Why is it related to the influenza pandemic of 1918?
The Spanish flu, a H1N1 virus, emerged after the First World War and spread to around a third of the world’s population between 1918 and 1919. According to the CDC, an estimated 50 million deaths, around 675,000 in the US.
Unlike the pandemic of 1918 COVID-19, young healthy people aged between 20 and 40 had a high mortality rate. The mortality rate for Spanish influenza was about 2.5 per cent, but on the basis of the reported cases the mortality rate for COVID-19 is nearer than 3.4 per cent.
As COVID-19, isolation, quarantine, personal hygiene, use of disinfectors and public limits of meetings in compliance with the CDC were the key precautions against the pandemic in 1918.
How the coronavirus started?
Coronaviruses are a wide range of viruses named for their spikes. Coronaviruses have been transmitted in animals in rare cases and spread the virus to other humans. This is the case with Middle East Respiratory Syndrome, or MERS, and SARS, two much deadlier coronaviruses. This is what has happened with SARS.
COVID-19 was detected for the first time in December 2019 and was originally known as the new coronavirus. In Wuhan, China, a City of 11 million people, the first infection was linked to the market. How transmission unfolded still is uncertain, but a number of theories exist.
Some scientists believe that someone bought, consumed, got sick and infected other contaminated meat on the market. Others claim the virus was bat-borne, transmitted to the intermediate species, and then to humans. Some scientists say that pangolins were perhaps the intermediate host.
How is the spread of coronavirus? How long is the surface coronavirus?
The virus is rapidly spreading from individual to individual and scientists still know how it spreads. According to the CDC, the virus spreads by respiratory outlet’s (similar to the cold or flu) between individuals in close contact with each other (about 6 feet).
According to the CDC, no evidence is available for the virus to be spread by food. However, a person may get the virus by touching the surface or object on which the virus is found and touching his / her own face. The risk of spreading foodstuffs or shipments delivered over days or weeks, according to the CDC, is likely to be very small.
Is the vaccine available? Can it handle the coronavirus?
No coronavirus drugs or vaccines, including COVID-19, are eligible. The symptoms caused by viruses are only treated by physicians.
The COVID-19 DNA was decoded and released by Chinese scientists and several U.S. and foreign pharmaceutical companies are working on developing vaccines. It has been predicted that a vaccine is ready for use within 12-18 months, by Dr. Anthony Fauci the Director of the National Institute of Allergy and Infectious Diseases.
How is this going to impact economy? Will it ever get back to the stock market?

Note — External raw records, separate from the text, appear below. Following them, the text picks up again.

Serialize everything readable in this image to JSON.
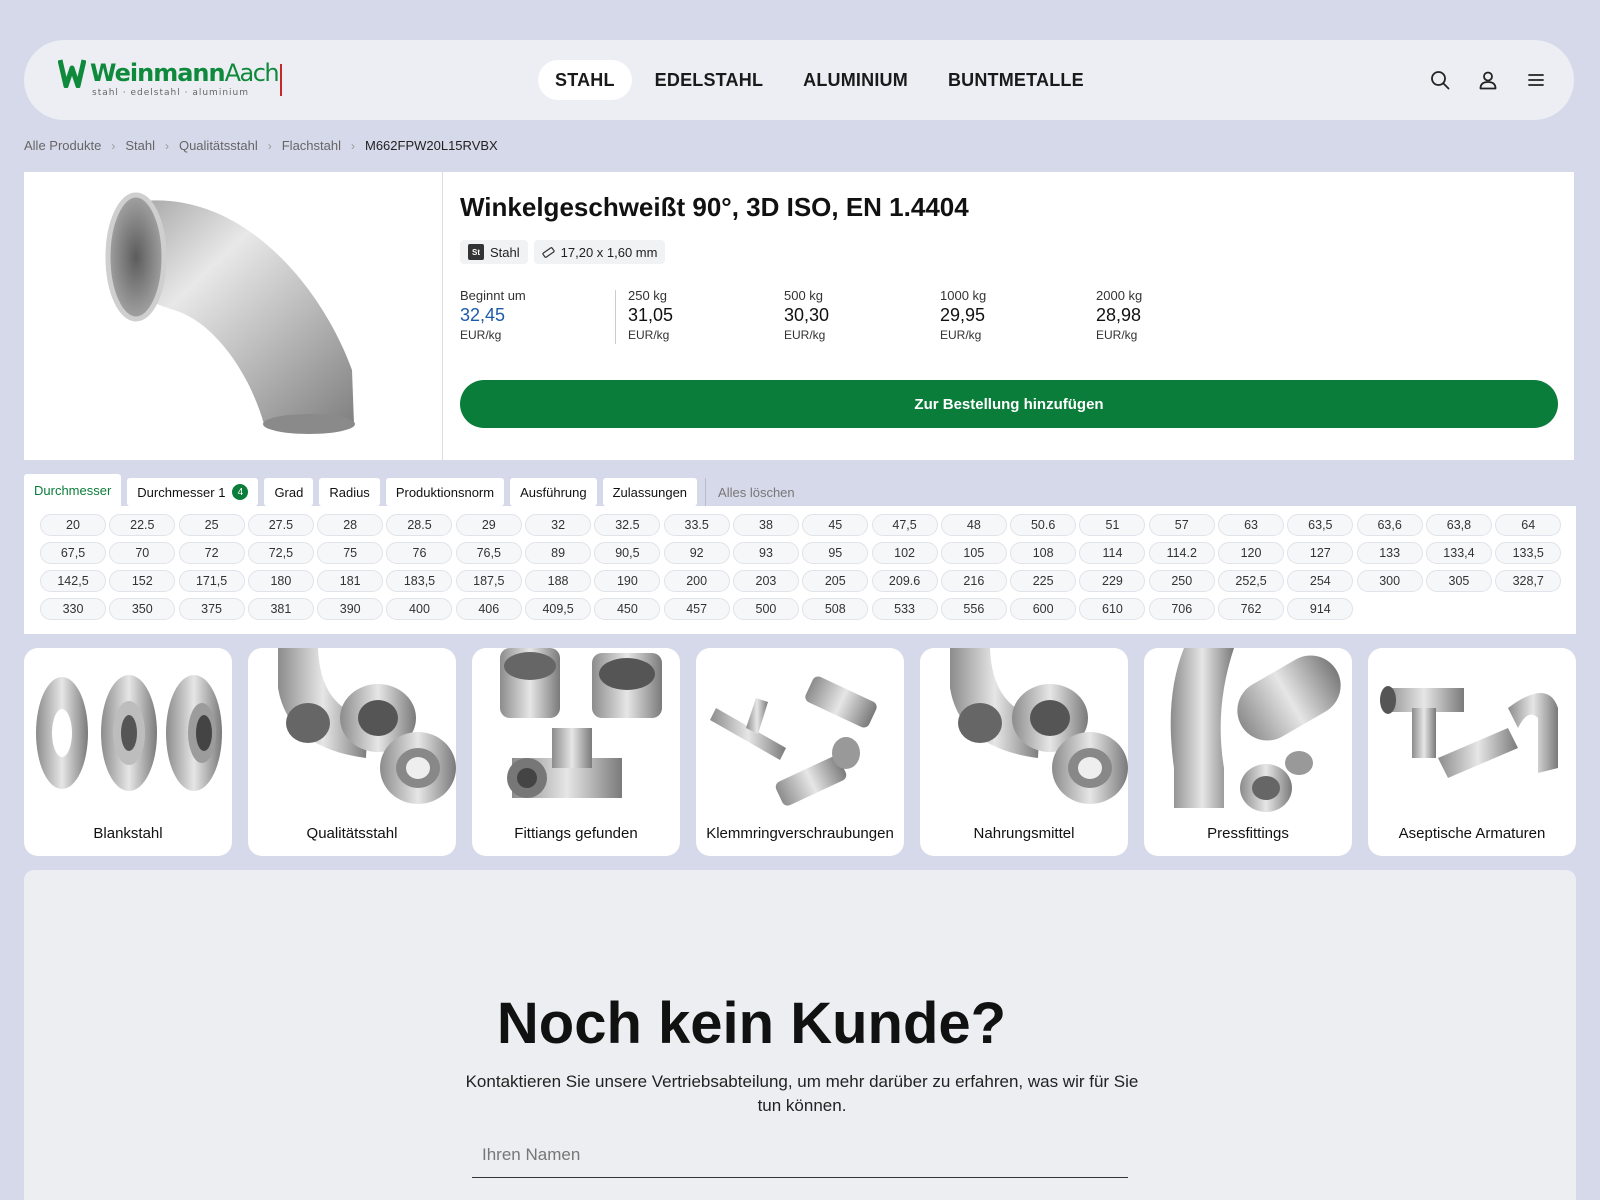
{
  "header": {
    "logo": {
      "name": "Weinmann",
      "suffix": "Aach",
      "tagline": "stahl · edelstahl · aluminium"
    },
    "nav": [
      {
        "label": "STAHL",
        "active": true
      },
      {
        "label": "EDELSTAHL",
        "active": false
      },
      {
        "label": "ALUMINIUM",
        "active": false
      },
      {
        "label": "BUNTMETALLE",
        "active": false
      }
    ],
    "icons": [
      "search-icon",
      "user-icon",
      "menu-icon"
    ]
  },
  "breadcrumb": [
    "Alle Produkte",
    "Stahl",
    "Qualitätsstahl",
    "Flachstahl",
    "M662FPW20L15RVBX"
  ],
  "product": {
    "title": "Winkelgeschweißt 90°, 3D ISO, EN 1.4404",
    "chips": {
      "material_abbr": "St",
      "material": "Stahl",
      "dimension": "17,20 x 1,60 mm"
    },
    "prices": [
      {
        "qty": "Beginnt um",
        "value": "32,45",
        "unit": "EUR/kg"
      },
      {
        "qty": "250 kg",
        "value": "31,05",
        "unit": "EUR/kg"
      },
      {
        "qty": "500 kg",
        "value": "30,30",
        "unit": "EUR/kg"
      },
      {
        "qty": "1000 kg",
        "value": "29,95",
        "unit": "EUR/kg"
      },
      {
        "qty": "2000 kg",
        "value": "28,98",
        "unit": "EUR/kg"
      }
    ],
    "order_button": "Zur Bestellung hinzufügen",
    "accent_color": "#0b7d3a",
    "price_highlight_color": "#1e5aa8"
  },
  "filters": {
    "tabs": [
      {
        "label": "Durchmesser",
        "active": true
      },
      {
        "label": "Durchmesser 1",
        "badge": "4"
      },
      {
        "label": "Grad"
      },
      {
        "label": "Radius"
      },
      {
        "label": "Produktionsnorm"
      },
      {
        "label": "Ausführung"
      },
      {
        "label": "Zulassungen"
      }
    ],
    "clear_label": "Alles löschen",
    "values": [
      "20",
      "22.5",
      "25",
      "27.5",
      "28",
      "28.5",
      "29",
      "32",
      "32.5",
      "33.5",
      "38",
      "45",
      "47,5",
      "48",
      "50.6",
      "51",
      "57",
      "63",
      "63,5",
      "63,6",
      "63,8",
      "64",
      "67,5",
      "70",
      "72",
      "72,5",
      "75",
      "76",
      "76,5",
      "89",
      "90,5",
      "92",
      "93",
      "95",
      "102",
      "105",
      "108",
      "114",
      "114.2",
      "120",
      "127",
      "133",
      "133,4",
      "133,5",
      "142,5",
      "152",
      "171,5",
      "180",
      "181",
      "183,5",
      "187,5",
      "188",
      "190",
      "200",
      "203",
      "205",
      "209.6",
      "216",
      "225",
      "229",
      "250",
      "252,5",
      "254",
      "300",
      "305",
      "328,7",
      "330",
      "350",
      "375",
      "381",
      "390",
      "400",
      "406",
      "409,5",
      "450",
      "457",
      "500",
      "508",
      "533",
      "556",
      "600",
      "610",
      "706",
      "762",
      "914"
    ]
  },
  "categories": [
    {
      "label": "Blankstahl",
      "icon": "flanges-icon"
    },
    {
      "label": "Qualitätsstahl",
      "icon": "pipe-fittings-icon"
    },
    {
      "label": "Fittiangs gefunden",
      "icon": "threaded-fittings-icon"
    },
    {
      "label": "Klemmringverschraubungen",
      "icon": "compression-fittings-icon"
    },
    {
      "label": "Nahrungsmittel",
      "icon": "food-fittings-icon"
    },
    {
      "label": "Pressfittings",
      "icon": "press-fittings-icon"
    },
    {
      "label": "Aseptische Armaturen",
      "icon": "aseptic-fittings-icon"
    }
  ],
  "contact": {
    "title": "Noch kein Kunde?",
    "text": "Kontaktieren Sie unsere Vertriebsabteilung, um mehr darüber zu erfahren, was wir für Sie tun können.",
    "name_placeholder": "Ihren Namen"
  }
}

The epidemic of COVID-19 is affecting the US economy more and more. The fears of viruses have reduced tourism and travel. Manufacturers were expected to export less to Asia and to Europe and lower imports of parts and retail products were expected to cause shortages in the USA.
The stock market has been wildly fluctuating. The industrial average Dow Jones lost 3,500 points in one week by the end of February, and Dow and S&P 500 have been the worst in one week since October 2008.
The Federal Reserve cut interest rates in the emergency response on March 3–the Federal Reserve’s first rate cut since the financial crisis deep in 2008 between scheduled meetings. The Fed has confirmed that it will keep track of developments.
Do I have to cancel my forthcoming events?
Concerts, shows, and events are postponed and businesses, museums, resorts, and theme parks are closed all over the world in order to prevent the virus from continuing to spread.
The original article is in https://www.usatoday.com/
Grace Hauck, USA TODAY